CNN Commentator Marc Lamont Hill argued that while “I’m not saying we should be hurting people, I’m not saying we should be killing people,” “we do have to understand that resistance looks different ways to different people” “the city is not burning because of protesters. The city is burning because the police killed Freddie Gray” during CNN’s coverage of the riots in Baltimore on Monday.
Hill said, “there shouldn’t be calm tonight. Black people are dying, have been dying in the streets for months, years, decades, centuries. I think there can be resistance to oppression. And when resistance occurs, you can’t circumscribe resistance. You can’t schedule a planned resistance. You can’t tell people where to die in, where to resist, how to resist, and how to protest. Now, I do think that there should be an ethics attached to this. But we have to watch our own ethics and be careful not to get more upset about the destruction of property than the destruction of black bodies, and that seems to me to be what’s happening over the last few hours, and that’s very troublesome. We also, I think, have to be very careful about the language that we use to talk about this. I’m not calling these people rioters. I’m calling these uprisings, and I think it’s an important distinction to make. This is not a riot, there have been uprisings in major cities and smaller cities around this country for the last year because of the state violence that’s been waged against black female and male bodies forever. And I think that’s what it’s important, here. I agree with you, Don, we can’t ignore the fact that the city’s burning, but we need to be talking about why it’s burning, and not romanticize peace, and not romanticize marching as the only way to function. I’m not saying we should be hurting people, I’m not saying we should be killing people, but we do have to understand that resistance looks different ways to different people. And part of what it means to say ‘black lives matter,’ is to assert our right to have rage, and righteous rage, and righteous indignation in the face of state violence and extrajudicial killing. Freddie Gray is dead. That’s why the city is burning, and let’s make that clear, the city is not burning because of protesters. The city is burning because the police killed Freddie Gray.”
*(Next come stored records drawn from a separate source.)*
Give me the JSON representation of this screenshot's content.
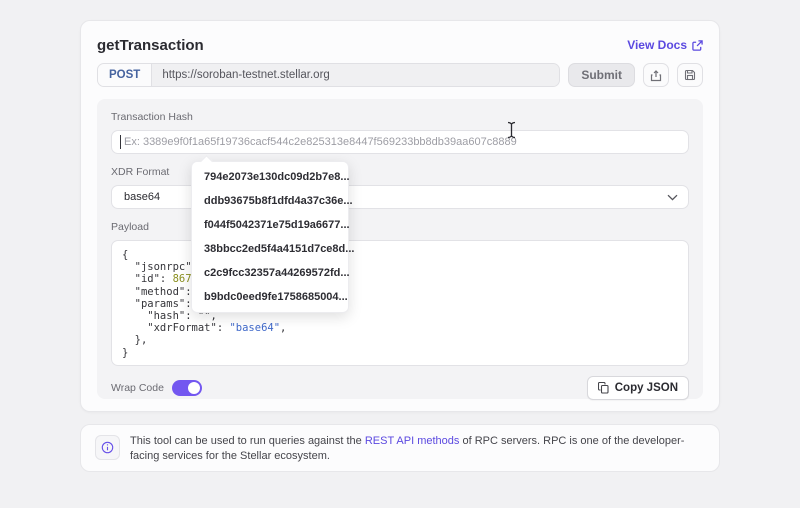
{
  "header": {
    "title": "getTransaction",
    "view_docs_label": "View Docs"
  },
  "request_bar": {
    "method": "POST",
    "url": "https://soroban-testnet.stellar.org",
    "submit_label": "Submit"
  },
  "form": {
    "transaction_hash": {
      "label": "Transaction Hash",
      "value": "",
      "placeholder": "Ex: 3389e9f0f1a65f19736cacf544c2e825313e8447f569233bb8db39aa607c8889"
    },
    "suggestions": [
      "794e2073e130dc09d2b7e8...",
      "ddb93675b8f1dfd4a37c36e...",
      "f044f5042371e75d19a6677...",
      "38bbcc2ed5f4a4151d7ce8d...",
      "c2c9fcc32357a44269572fd...",
      "b9bdc0eed9fe1758685004..."
    ],
    "xdr_format": {
      "label": "XDR Format",
      "value": "base64"
    },
    "payload": {
      "label": "Payload",
      "lines": [
        [
          {
            "c": "p",
            "v": "{"
          }
        ],
        [
          {
            "c": "p",
            "v": "  \"jsonrpc\": "
          }
        ],
        [
          {
            "c": "p",
            "v": "  \"id\": "
          },
          {
            "c": "num",
            "v": "86753"
          }
        ],
        [
          {
            "c": "p",
            "v": "  \"method\": \""
          }
        ],
        [
          {
            "c": "p",
            "v": "  \"params\": {"
          }
        ],
        [
          {
            "c": "p",
            "v": "    \"hash\": \"\","
          }
        ],
        [
          {
            "c": "p",
            "v": "    \"xdrFormat\": "
          },
          {
            "c": "str",
            "v": "\"base64\""
          },
          {
            "c": "p",
            "v": ","
          }
        ],
        [
          {
            "c": "p",
            "v": "  },"
          }
        ],
        [
          {
            "c": "p",
            "v": "}"
          }
        ]
      ]
    },
    "wrap_code_label": "Wrap Code",
    "wrap_code_on": true,
    "copy_json_label": "Copy JSON"
  },
  "footer_note": {
    "text_before_link": "This tool can be used to run queries against the ",
    "link_text": "REST API methods",
    "text_after_link": " of RPC servers. RPC is one of the developer-facing services for the Stellar ecosystem."
  },
  "colors": {
    "accent_indigo": "#5b49e0",
    "toggle_purple": "#7357f0",
    "post_blue": "#46639f",
    "code_number": "#8a8f1f",
    "code_string": "#3f68c9",
    "page_background": "#f1f1f3",
    "section_background": "#f3f3f5"
  }
}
Fellow commentator Van Jones took a slightly different position, stating, “I would say that we can take a moral position. and say that there’s some kinds of protests that are effective and some kinds that are less effective. There are some that are more desired and some that are not desired. I think it’s important for us to say, ‘I don’t think that property destruction in poor communities that are trying to come back, is a valid form of protest’…we should be trying to show some moral leadership and saying, I keep hearing ‘riots are the language of the unheard.’ The reality is, in this situation, the voices, at least about police brutality, have been heard. Certainly, CNN and other news agencies have been giving space to these voices.” And “yes, it is true Dr. King said, riots are the language of the unheard. It is, in fact, true, and important that people recognize that the conditions in Baltimore for black teens, according to one study, are worse than conditions for teens in Nigeria. So, the outrage should be, of course, about the incredible injustice, both from the police, but also the economic deprivation. And I want to have that conversation, but I do want to be able to draw a line to say that the righteous outrage — we can take a moral position, as a part of this movement. Black lives matter, but you know what black jobs matter, and black businesses matter, and black neighborhoods matter. And I don’t think it’s appropriate for us to give any kind of suggestion that the destruction of black communities is a positive or can be positive in this context.”
Hill responded, “I’m not saying we should see the destruction of black communities as positive. I’m saying that we can’t have such a narrow — too narrow a conception of what the destruction of black communities mean, and it seems to me, that we exhaust all of our moral outrage tonight and not the 364 days before tonight.”
He added, “we can’t pathologize people who after decades and centuries of police terrorism have decided to respond in this way. And when we use the language of thugs, when we use the language of riots, we make it seems as if it’s this morally haphazard, pathological, illogical, dysfunctional, counterproductive practice.”
New York Times columnist Charles Blow argued that he doesn’t think everyone is working toward the same ends, and people who want to be violent shouldn’t be conflated with people who want to do good.
After the discussion, Hill tweeted that “resistance doesn’t mean ‘anything goes.’”